### Task item
I'd like every line in the following listing that holds "name" copied.
----------------
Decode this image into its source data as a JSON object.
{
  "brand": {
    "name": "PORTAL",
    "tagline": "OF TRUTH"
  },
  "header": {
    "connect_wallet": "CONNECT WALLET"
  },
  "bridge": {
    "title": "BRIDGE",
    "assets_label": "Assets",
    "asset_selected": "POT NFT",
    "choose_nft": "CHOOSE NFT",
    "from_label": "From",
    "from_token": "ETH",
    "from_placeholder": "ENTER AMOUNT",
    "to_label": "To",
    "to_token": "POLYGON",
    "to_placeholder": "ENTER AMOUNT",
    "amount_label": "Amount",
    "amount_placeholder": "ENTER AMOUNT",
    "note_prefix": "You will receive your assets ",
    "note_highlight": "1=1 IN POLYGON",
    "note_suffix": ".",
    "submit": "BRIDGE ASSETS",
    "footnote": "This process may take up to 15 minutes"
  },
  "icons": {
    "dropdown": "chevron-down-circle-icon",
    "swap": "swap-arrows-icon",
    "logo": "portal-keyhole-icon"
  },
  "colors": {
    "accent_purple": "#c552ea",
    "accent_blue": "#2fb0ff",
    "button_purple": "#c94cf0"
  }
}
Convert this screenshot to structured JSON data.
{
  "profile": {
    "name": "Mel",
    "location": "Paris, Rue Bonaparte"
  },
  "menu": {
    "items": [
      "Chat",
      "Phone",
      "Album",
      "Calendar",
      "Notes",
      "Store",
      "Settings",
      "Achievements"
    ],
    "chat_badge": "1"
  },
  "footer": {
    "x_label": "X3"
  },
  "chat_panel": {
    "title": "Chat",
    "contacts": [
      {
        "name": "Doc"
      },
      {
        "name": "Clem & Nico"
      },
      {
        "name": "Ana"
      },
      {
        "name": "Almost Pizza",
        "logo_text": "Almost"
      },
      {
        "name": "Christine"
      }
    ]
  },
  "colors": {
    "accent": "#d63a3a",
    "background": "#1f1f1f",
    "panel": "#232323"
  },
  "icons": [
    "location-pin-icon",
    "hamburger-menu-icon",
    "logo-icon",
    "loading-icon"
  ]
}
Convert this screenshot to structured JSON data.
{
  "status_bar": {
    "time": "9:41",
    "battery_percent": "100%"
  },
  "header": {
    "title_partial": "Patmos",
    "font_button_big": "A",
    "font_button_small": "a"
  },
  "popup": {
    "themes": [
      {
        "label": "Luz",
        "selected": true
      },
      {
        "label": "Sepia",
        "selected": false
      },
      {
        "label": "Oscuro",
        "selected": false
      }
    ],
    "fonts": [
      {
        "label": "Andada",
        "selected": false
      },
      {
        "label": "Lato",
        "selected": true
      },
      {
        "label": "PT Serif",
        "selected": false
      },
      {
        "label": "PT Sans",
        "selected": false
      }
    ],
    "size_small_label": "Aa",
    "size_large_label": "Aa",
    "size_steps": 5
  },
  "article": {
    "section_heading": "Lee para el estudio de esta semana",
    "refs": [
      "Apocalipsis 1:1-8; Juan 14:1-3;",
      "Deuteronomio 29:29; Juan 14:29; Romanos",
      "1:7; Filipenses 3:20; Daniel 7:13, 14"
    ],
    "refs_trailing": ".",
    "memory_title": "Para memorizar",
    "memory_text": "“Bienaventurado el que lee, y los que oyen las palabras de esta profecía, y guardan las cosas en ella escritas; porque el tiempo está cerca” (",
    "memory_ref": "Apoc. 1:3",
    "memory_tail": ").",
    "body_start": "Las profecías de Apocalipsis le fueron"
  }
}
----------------
### Output below
    "name": "PORTAL",
    "name": "Mel",
        "name": "Doc"
        "name": "Clem & Nico"
        "name": "Ana"
        "name": "Almost Pizza",
        "name": "Christine"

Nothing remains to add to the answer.